(Dataset rows describing interfaces)
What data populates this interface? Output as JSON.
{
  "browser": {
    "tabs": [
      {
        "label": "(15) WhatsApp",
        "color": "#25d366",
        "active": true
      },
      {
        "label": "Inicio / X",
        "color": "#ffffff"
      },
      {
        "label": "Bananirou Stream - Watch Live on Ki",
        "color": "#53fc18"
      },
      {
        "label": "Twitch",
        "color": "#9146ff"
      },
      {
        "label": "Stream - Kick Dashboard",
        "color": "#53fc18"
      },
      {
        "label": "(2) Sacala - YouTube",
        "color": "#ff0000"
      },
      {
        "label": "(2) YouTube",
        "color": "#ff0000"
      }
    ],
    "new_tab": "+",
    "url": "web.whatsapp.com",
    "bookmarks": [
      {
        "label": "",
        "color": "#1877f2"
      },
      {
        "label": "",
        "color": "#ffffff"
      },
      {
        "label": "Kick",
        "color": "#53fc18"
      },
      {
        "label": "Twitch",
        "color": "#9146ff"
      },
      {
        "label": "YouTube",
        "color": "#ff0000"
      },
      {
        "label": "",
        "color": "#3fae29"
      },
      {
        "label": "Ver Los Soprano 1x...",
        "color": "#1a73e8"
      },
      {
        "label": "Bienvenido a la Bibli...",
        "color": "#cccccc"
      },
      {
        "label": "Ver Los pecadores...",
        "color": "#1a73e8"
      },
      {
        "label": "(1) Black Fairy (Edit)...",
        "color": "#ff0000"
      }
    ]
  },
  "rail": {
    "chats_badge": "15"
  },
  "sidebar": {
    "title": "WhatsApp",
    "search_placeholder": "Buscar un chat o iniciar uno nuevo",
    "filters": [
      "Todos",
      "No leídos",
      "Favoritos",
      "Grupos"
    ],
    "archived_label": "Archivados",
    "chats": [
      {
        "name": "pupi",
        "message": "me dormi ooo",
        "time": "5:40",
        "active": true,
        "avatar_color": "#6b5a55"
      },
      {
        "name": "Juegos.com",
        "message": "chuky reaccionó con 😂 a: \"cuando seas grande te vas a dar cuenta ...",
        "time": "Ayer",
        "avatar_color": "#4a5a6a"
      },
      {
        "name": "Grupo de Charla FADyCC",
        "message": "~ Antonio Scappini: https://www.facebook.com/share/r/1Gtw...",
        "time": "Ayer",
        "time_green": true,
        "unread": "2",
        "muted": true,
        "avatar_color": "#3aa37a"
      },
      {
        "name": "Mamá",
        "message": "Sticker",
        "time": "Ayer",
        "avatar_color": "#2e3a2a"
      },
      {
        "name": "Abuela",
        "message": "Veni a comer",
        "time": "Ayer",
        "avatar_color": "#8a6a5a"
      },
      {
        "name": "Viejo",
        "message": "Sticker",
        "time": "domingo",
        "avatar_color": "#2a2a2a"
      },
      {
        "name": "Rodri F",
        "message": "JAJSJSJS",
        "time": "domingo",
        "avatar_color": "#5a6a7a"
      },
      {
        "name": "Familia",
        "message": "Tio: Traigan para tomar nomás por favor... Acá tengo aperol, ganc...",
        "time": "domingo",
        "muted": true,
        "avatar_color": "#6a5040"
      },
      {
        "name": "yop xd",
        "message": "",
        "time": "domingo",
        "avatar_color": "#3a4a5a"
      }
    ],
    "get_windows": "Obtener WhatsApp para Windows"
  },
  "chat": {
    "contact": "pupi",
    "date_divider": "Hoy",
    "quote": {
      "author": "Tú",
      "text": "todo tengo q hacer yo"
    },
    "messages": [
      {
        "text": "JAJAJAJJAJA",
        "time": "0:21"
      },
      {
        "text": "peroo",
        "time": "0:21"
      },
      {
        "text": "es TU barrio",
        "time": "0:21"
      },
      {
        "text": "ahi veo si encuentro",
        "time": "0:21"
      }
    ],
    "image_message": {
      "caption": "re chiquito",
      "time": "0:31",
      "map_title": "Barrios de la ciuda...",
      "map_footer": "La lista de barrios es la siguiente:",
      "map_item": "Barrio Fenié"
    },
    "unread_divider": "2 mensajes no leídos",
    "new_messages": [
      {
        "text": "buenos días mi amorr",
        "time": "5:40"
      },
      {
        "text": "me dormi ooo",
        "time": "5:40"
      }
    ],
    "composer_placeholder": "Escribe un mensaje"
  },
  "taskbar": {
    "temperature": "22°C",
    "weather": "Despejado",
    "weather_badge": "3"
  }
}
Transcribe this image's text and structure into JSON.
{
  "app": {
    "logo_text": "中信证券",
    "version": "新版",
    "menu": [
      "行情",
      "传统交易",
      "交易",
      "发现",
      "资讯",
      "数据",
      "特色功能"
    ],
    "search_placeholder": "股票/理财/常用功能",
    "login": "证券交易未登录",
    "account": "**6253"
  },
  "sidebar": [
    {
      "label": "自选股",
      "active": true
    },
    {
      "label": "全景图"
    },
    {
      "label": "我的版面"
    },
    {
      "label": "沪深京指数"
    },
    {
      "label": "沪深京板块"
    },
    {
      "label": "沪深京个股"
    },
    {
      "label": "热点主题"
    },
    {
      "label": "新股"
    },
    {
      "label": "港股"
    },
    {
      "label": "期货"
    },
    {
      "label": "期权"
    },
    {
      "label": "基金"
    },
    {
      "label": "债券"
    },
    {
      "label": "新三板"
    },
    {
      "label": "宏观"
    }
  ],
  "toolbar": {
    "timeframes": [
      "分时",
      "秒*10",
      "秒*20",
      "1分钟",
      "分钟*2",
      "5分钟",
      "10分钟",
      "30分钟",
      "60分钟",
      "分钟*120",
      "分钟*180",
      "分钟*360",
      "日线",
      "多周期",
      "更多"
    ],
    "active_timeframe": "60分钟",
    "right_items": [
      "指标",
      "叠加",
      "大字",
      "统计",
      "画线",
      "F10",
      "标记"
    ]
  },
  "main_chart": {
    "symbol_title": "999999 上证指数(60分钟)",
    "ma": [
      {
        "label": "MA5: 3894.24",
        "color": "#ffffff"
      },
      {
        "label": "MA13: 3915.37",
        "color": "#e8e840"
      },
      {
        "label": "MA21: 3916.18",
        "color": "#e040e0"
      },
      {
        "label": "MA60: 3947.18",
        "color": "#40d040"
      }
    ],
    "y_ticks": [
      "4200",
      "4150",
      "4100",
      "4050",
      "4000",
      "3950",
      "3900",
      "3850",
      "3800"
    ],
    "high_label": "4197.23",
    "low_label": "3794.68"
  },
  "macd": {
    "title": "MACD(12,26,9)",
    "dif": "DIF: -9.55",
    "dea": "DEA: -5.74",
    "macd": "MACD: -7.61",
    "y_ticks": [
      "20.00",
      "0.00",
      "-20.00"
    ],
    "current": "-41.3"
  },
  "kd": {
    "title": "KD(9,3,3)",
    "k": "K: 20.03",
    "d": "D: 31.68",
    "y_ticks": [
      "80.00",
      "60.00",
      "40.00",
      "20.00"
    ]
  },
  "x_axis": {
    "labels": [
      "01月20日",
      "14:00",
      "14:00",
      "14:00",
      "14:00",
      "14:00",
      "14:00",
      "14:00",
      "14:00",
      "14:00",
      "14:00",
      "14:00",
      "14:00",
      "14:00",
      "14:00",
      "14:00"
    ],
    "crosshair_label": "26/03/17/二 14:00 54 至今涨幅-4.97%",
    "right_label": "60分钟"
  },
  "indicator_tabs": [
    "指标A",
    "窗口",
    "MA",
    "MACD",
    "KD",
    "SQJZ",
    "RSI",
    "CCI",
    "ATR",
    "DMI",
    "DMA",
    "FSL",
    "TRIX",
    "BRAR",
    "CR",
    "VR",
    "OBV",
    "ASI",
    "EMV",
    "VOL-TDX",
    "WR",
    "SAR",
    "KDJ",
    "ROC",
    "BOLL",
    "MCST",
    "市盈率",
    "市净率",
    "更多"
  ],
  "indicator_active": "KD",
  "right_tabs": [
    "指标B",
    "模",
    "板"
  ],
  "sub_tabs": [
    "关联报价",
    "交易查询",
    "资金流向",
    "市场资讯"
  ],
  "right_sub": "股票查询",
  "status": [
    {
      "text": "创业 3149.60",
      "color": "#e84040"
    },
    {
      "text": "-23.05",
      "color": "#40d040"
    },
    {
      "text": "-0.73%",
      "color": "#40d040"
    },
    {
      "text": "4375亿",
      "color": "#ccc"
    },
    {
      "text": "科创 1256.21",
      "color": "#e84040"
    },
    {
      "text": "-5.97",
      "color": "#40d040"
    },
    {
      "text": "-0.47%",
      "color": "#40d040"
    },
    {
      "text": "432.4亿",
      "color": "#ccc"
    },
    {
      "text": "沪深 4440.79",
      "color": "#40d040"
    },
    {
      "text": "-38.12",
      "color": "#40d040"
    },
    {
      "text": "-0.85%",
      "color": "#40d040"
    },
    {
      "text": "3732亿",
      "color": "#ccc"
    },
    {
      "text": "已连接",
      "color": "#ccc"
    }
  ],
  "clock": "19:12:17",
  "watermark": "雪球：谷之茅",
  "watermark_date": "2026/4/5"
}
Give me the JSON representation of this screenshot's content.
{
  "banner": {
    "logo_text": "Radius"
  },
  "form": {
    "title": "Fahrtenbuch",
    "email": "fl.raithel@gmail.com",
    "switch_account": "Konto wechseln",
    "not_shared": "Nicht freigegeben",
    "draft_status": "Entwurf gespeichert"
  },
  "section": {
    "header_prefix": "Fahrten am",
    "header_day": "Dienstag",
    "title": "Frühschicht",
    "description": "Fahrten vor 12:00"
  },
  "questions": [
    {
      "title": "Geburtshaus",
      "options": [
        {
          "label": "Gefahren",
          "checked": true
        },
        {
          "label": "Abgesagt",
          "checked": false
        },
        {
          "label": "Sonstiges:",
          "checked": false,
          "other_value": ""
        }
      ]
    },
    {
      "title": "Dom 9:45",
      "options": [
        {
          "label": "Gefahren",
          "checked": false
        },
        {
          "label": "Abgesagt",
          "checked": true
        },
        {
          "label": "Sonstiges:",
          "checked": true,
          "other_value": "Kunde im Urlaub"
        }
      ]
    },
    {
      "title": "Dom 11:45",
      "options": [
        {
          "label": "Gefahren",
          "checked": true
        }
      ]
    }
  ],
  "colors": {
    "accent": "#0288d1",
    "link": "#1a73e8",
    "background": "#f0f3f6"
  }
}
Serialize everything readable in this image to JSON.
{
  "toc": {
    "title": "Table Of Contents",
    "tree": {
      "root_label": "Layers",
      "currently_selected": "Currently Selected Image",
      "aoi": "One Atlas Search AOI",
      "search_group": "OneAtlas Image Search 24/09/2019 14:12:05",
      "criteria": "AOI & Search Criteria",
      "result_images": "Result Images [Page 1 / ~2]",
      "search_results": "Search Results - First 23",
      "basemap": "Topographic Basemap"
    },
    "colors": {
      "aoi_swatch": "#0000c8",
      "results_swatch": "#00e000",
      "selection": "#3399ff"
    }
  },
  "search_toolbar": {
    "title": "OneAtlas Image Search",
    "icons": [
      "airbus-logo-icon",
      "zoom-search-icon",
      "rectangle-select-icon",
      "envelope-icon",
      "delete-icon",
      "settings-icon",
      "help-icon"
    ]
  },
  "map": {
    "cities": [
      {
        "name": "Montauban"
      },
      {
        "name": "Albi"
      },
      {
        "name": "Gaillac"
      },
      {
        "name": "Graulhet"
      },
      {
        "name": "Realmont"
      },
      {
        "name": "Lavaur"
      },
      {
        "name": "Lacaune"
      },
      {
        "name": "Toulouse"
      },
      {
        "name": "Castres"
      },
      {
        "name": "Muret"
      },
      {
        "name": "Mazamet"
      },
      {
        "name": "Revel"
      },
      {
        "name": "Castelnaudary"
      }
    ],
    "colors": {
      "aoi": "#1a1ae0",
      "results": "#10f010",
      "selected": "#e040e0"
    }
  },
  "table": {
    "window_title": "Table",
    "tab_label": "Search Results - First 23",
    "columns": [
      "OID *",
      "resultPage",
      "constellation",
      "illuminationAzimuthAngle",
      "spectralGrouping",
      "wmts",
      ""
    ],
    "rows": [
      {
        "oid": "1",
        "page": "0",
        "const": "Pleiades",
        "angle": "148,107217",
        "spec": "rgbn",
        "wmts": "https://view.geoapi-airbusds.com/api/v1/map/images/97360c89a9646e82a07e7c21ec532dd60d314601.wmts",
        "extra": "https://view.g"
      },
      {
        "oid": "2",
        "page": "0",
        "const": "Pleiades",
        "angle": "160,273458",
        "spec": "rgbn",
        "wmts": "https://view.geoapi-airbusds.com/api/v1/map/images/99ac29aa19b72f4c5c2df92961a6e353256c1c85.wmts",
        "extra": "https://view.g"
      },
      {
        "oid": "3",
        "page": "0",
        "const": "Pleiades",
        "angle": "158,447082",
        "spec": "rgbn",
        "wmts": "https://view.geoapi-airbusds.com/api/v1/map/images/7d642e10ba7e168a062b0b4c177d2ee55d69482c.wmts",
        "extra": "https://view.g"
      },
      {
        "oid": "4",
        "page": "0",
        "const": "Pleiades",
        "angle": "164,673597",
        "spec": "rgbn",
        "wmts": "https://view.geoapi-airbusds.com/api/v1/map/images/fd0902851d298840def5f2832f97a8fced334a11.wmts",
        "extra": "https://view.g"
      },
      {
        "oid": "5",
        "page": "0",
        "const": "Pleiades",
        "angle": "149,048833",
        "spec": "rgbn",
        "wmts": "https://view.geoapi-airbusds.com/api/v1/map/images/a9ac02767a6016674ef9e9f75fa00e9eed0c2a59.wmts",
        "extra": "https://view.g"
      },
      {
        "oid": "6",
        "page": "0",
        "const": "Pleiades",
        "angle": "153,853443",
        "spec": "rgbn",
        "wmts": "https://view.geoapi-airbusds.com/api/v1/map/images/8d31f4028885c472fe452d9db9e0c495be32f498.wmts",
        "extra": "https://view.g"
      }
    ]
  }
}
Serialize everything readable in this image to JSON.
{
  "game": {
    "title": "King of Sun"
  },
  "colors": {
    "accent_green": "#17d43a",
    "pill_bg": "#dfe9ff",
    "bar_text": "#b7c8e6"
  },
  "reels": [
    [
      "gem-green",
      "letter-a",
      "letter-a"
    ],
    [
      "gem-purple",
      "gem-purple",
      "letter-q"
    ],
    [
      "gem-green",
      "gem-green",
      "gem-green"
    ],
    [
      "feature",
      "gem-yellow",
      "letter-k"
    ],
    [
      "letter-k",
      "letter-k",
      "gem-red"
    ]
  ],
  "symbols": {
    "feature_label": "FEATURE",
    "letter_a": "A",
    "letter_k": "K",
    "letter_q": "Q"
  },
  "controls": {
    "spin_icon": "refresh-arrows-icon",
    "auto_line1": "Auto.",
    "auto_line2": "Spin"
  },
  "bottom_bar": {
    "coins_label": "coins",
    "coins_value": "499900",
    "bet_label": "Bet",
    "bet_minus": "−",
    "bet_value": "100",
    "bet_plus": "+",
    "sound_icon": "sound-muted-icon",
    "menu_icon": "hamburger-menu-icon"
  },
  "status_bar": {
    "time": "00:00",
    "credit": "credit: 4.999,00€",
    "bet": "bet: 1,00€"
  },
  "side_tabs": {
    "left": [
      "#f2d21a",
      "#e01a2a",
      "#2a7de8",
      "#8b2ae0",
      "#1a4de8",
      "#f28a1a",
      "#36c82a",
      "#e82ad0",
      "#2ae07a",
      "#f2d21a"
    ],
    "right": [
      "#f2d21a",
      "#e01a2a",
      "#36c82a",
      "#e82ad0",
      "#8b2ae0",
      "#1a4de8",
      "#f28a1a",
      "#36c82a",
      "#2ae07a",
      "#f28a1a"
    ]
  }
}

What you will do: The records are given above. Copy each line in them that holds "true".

Solution below:
        "active": true
        "active": true,
        "time_green": true,
        "muted": true,
        "muted": true,
      "active": true
          "checked": true
          "checked": true
          "checked": true,
          "checked": true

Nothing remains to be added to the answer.